Premium Limits and Farm Size
Most farmer grow and insure both corn and soybeans. Soybean crops typically have lower risk than corn, resulting in lower premiums for soybeans. Those lower premiums will then impact acres required to hit the $40,000 limit. Table 3 shows Federally-paid premium for a blended acre of 50% corn and 50% soybeans, a fairly common crop rotation in Illinois. Corn premiums are those provided in Tables 1 and 2. Soybean premiums are shown in the Appendix Tables 1 and 2.
For the McLean County case, the most popular coverage option is 85%, and the $40,000 limit is reached at 2,813 acres. By way of comparison, average farm size in Illinois is 359 acres. The 359 acres include many farms that are small and receive a majority of their income from off-farm sources. The average grain farm size enrolled in Illinois Farm Business Farm Management is about 1,300 acres, representing a size that is closer to receiving more of their income from on-farm sources. There are many farms over 1,300 acres and a 2,813 acre would not be viewed as a particularly large farm.
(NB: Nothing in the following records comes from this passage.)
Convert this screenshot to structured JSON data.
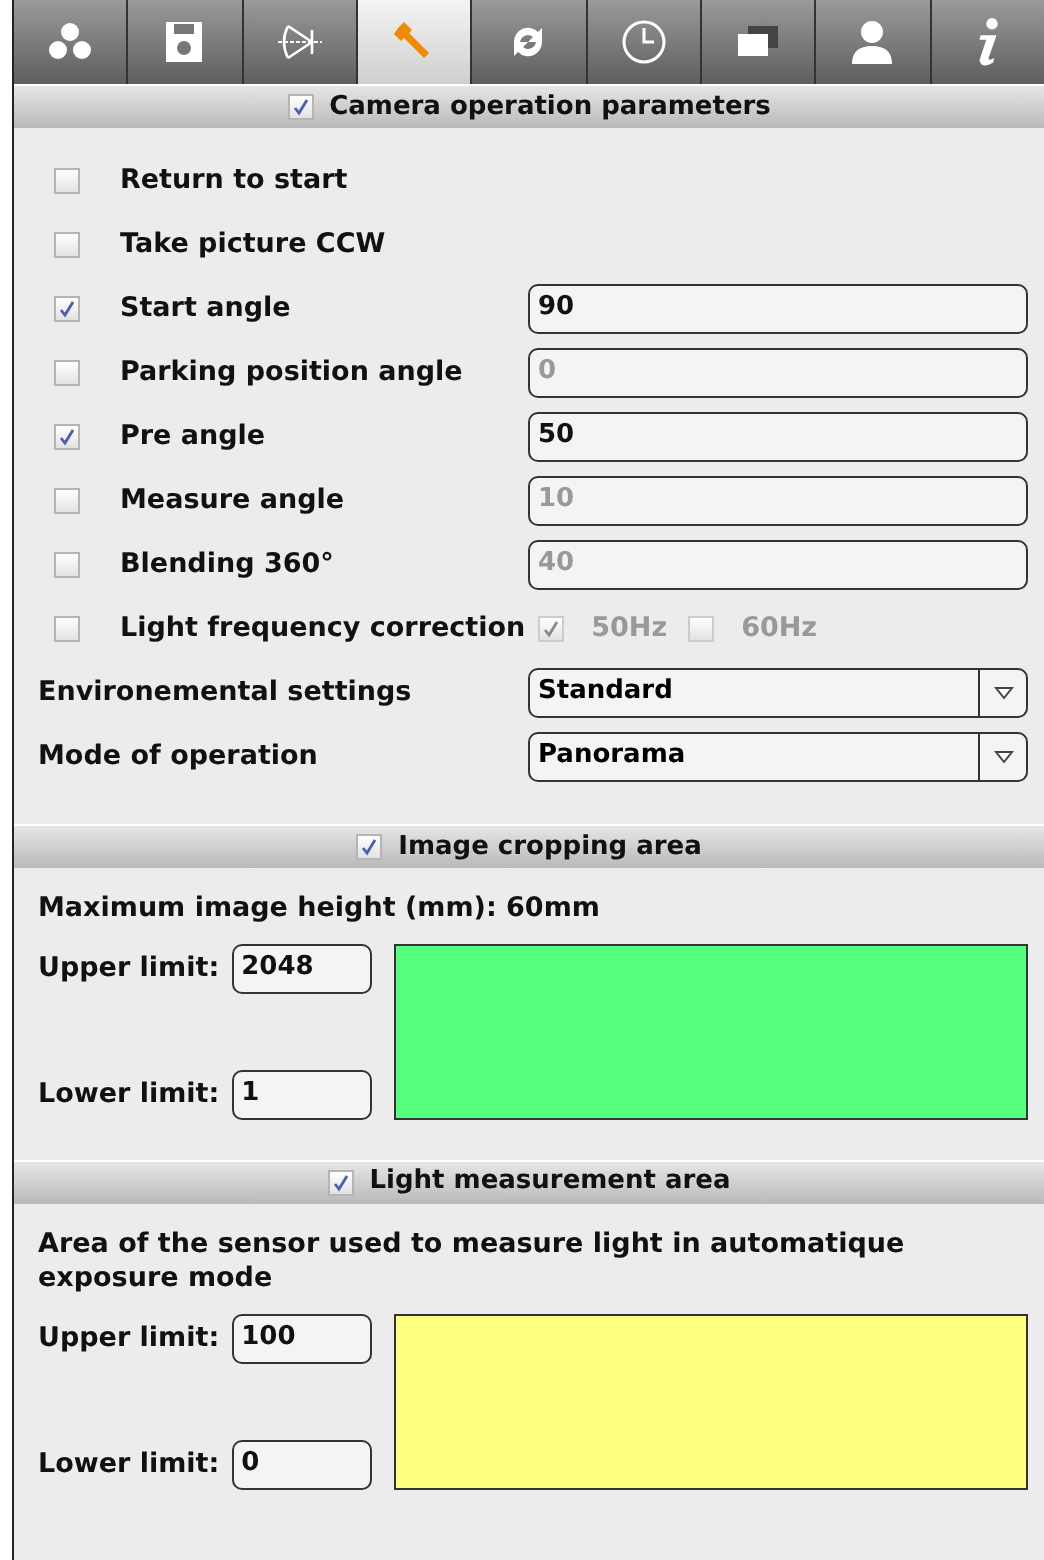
{
  "tabs": [
    {
      "kind": "dots",
      "selected": false
    },
    {
      "kind": "floppy",
      "selected": false
    },
    {
      "kind": "lens",
      "selected": false
    },
    {
      "kind": "wrench",
      "selected": true
    },
    {
      "kind": "refresh",
      "selected": false
    },
    {
      "kind": "clock",
      "selected": false
    },
    {
      "kind": "windows",
      "selected": false
    },
    {
      "kind": "person",
      "selected": false
    },
    {
      "kind": "info",
      "selected": false
    }
  ],
  "sections": [
    {
      "kind": "settings",
      "title": "Camera operation parameters",
      "checked": true,
      "rows": [
        {
          "kind": "check",
          "label": "Return to start",
          "checked": false
        },
        {
          "kind": "check",
          "label": "Take picture CCW",
          "checked": false
        },
        {
          "kind": "check",
          "label": "Start angle",
          "checked": true,
          "value": "90"
        },
        {
          "kind": "check",
          "label": "Parking position angle",
          "checked": false,
          "value": "0"
        },
        {
          "kind": "check",
          "label": "Pre angle",
          "checked": true,
          "value": "50"
        },
        {
          "kind": "check",
          "label": "Measure angle",
          "checked": false,
          "value": "10"
        },
        {
          "kind": "check",
          "label": "Blending 360°",
          "checked": false,
          "value": "40"
        },
        {
          "kind": "frequency",
          "label": "Light frequency correction",
          "checked": false,
          "options": [
            {
              "label": "50Hz",
              "checked": true
            },
            {
              "label": "60Hz",
              "checked": false
            }
          ]
        },
        {
          "kind": "select",
          "label": "Environemental settings",
          "value": "Standard"
        },
        {
          "kind": "select",
          "label": "Mode of operation",
          "value": "Panorama"
        }
      ]
    },
    {
      "kind": "area",
      "title": "Image cropping area",
      "checked": true,
      "note": "Maximum image height (mm): 60mm",
      "color": "#55ff7f",
      "limits": [
        {
          "label": "Upper limit:",
          "value": "2048"
        },
        {
          "label": "Lower limit:",
          "value": "1"
        }
      ]
    },
    {
      "kind": "area",
      "title": "Light measurement area",
      "checked": true,
      "note": "Area of the sensor used to measure light in automatique exposure mode",
      "color": "#ffff7f",
      "limits": [
        {
          "label": "Upper limit:",
          "value": "100"
        },
        {
          "label": "Lower limit:",
          "value": "0"
        }
      ]
    }
  ]
}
For Saline County, the most popular coverage level is 75% and the $40,000 limit is reached at 992 acres. The 992 acres is below the average size for commercial grain farms in Illinois.
The above comparisons are based on farmers having a 100% share in the farmland. Under share rent situations, farmers would receive a portion of the crop and only insure a portion of the acreage. For example, a 50–50 share-rent arrangement would result in a 50% share in the crop. In this case, premiums costs (and resulting payments) to the farmer would be cut in half. If all farmland was 50–50 share rented, the values in table 3 would double. However, all farmland is not share rented on most farms. According to Illinois Farm Business Farm Management summaries, 46% of the farmland was share-rented in central Illinois and 37% was share rented in southern Illinois. Even after these considerations, farm sizes reaching those limits would not represent extremely large farms. Moreover, the proportion of land controlled under cash rent agreements tends to be greater on larger farms in IL, and there will be farms that have no share rented acres. Thus, the acreage limits listed in those tables would impact some farms.
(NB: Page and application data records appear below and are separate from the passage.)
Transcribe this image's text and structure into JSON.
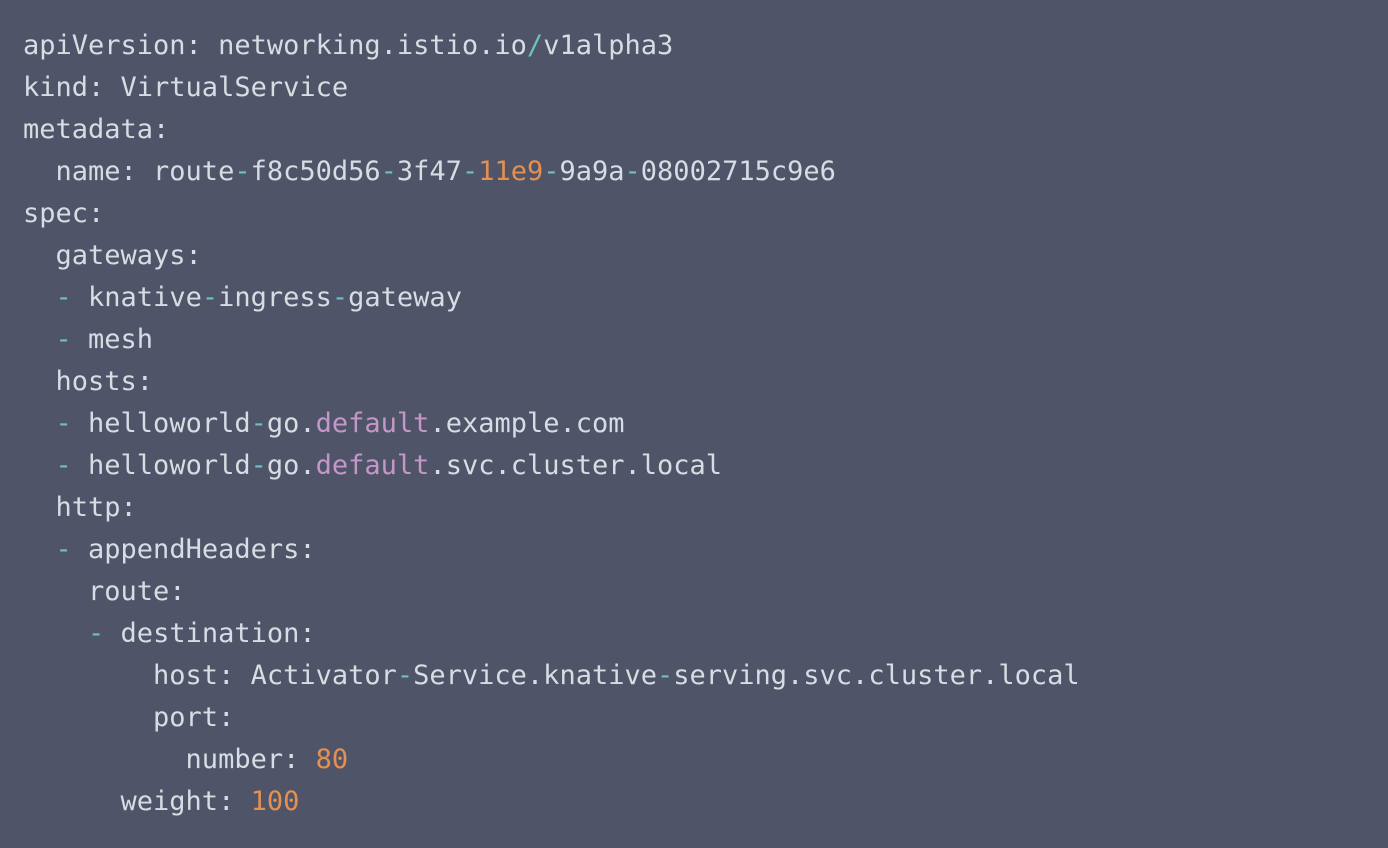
{
  "editor": {
    "background": "#4f5468",
    "colors": {
      "plain": "#d8dce3",
      "operator": "#6bc1c4",
      "number": "#e39051",
      "keyword": "#c497c8"
    },
    "lines": [
      [
        {
          "t": "plain",
          "v": "apiVersion: networking.istio.io"
        },
        {
          "t": "op",
          "v": "/"
        },
        {
          "t": "plain",
          "v": "v1alpha3"
        }
      ],
      [
        {
          "t": "plain",
          "v": "kind: VirtualService"
        }
      ],
      [
        {
          "t": "plain",
          "v": "metadata:"
        }
      ],
      [
        {
          "t": "plain",
          "v": "  name: route"
        },
        {
          "t": "op",
          "v": "-"
        },
        {
          "t": "plain",
          "v": "f8c50d56"
        },
        {
          "t": "op",
          "v": "-"
        },
        {
          "t": "plain",
          "v": "3f47"
        },
        {
          "t": "op",
          "v": "-"
        },
        {
          "t": "num",
          "v": "11e9"
        },
        {
          "t": "op",
          "v": "-"
        },
        {
          "t": "plain",
          "v": "9a9a"
        },
        {
          "t": "op",
          "v": "-"
        },
        {
          "t": "plain",
          "v": "08002715c9e6"
        }
      ],
      [
        {
          "t": "plain",
          "v": "spec:"
        }
      ],
      [
        {
          "t": "plain",
          "v": "  gateways:"
        }
      ],
      [
        {
          "t": "plain",
          "v": "  "
        },
        {
          "t": "op",
          "v": "-"
        },
        {
          "t": "plain",
          "v": " knative"
        },
        {
          "t": "op",
          "v": "-"
        },
        {
          "t": "plain",
          "v": "ingress"
        },
        {
          "t": "op",
          "v": "-"
        },
        {
          "t": "plain",
          "v": "gateway"
        }
      ],
      [
        {
          "t": "plain",
          "v": "  "
        },
        {
          "t": "op",
          "v": "-"
        },
        {
          "t": "plain",
          "v": " mesh"
        }
      ],
      [
        {
          "t": "plain",
          "v": "  hosts:"
        }
      ],
      [
        {
          "t": "plain",
          "v": "  "
        },
        {
          "t": "op",
          "v": "-"
        },
        {
          "t": "plain",
          "v": " helloworld"
        },
        {
          "t": "op",
          "v": "-"
        },
        {
          "t": "plain",
          "v": "go."
        },
        {
          "t": "kw",
          "v": "default"
        },
        {
          "t": "plain",
          "v": ".example.com"
        }
      ],
      [
        {
          "t": "plain",
          "v": "  "
        },
        {
          "t": "op",
          "v": "-"
        },
        {
          "t": "plain",
          "v": " helloworld"
        },
        {
          "t": "op",
          "v": "-"
        },
        {
          "t": "plain",
          "v": "go."
        },
        {
          "t": "kw",
          "v": "default"
        },
        {
          "t": "plain",
          "v": ".svc.cluster.local"
        }
      ],
      [
        {
          "t": "plain",
          "v": "  http:"
        }
      ],
      [
        {
          "t": "plain",
          "v": "  "
        },
        {
          "t": "op",
          "v": "-"
        },
        {
          "t": "plain",
          "v": " appendHeaders:"
        }
      ],
      [
        {
          "t": "plain",
          "v": "    route:"
        }
      ],
      [
        {
          "t": "plain",
          "v": "    "
        },
        {
          "t": "op",
          "v": "-"
        },
        {
          "t": "plain",
          "v": " destination:"
        }
      ],
      [
        {
          "t": "plain",
          "v": "        host: Activator"
        },
        {
          "t": "op",
          "v": "-"
        },
        {
          "t": "plain",
          "v": "Service.knative"
        },
        {
          "t": "op",
          "v": "-"
        },
        {
          "t": "plain",
          "v": "serving.svc.cluster.local"
        }
      ],
      [
        {
          "t": "plain",
          "v": "        port:"
        }
      ],
      [
        {
          "t": "plain",
          "v": "          number: "
        },
        {
          "t": "num",
          "v": "80"
        }
      ],
      [
        {
          "t": "plain",
          "v": "      weight: "
        },
        {
          "t": "num",
          "v": "100"
        }
      ]
    ]
  }
}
Summary and Observations
A $40,000 limit has the potential to impact many commercially-sized farms. The impacts will be larger in higher risk areas. Central Illinois is one of the lower risk areas of the United State. Hence, the acreage limits to reach the $40,000 limit will be higher in central Illinois than in many other areas of the country.
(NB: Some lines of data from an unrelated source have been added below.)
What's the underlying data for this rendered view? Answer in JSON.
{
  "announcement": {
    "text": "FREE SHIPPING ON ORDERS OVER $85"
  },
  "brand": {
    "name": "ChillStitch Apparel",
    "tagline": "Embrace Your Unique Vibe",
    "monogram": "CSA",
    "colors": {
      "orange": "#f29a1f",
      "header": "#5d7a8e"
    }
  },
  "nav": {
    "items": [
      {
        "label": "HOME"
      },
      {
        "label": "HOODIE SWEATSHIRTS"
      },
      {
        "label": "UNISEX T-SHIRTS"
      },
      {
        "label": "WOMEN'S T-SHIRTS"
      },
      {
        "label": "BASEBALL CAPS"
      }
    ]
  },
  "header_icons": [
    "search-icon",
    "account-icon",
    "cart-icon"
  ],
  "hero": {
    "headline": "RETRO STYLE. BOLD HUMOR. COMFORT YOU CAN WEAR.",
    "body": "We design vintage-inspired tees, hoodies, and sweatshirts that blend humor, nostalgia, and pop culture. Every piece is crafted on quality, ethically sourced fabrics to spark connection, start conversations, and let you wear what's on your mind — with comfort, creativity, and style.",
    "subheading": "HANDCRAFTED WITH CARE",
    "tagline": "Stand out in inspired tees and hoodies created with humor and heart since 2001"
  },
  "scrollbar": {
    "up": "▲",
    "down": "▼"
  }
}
The exact nature of the $40,000 per farm limit is unknown. The limit could apply to an individual as it does in the case of commodity programs. Or there could be some entity definition. In either case, farms nearing limits could evaluate ways of restructuring the operation so as to avoid limits.
$40,000 limit would set into play a complex set of insurance decisions for those farms reaching the limit. Those farms reaching the limit likely would lower coverage levels and move to different plans of insurance. These changes would reduce the risk protection offered to those farms. Movements to share rent are possible as well.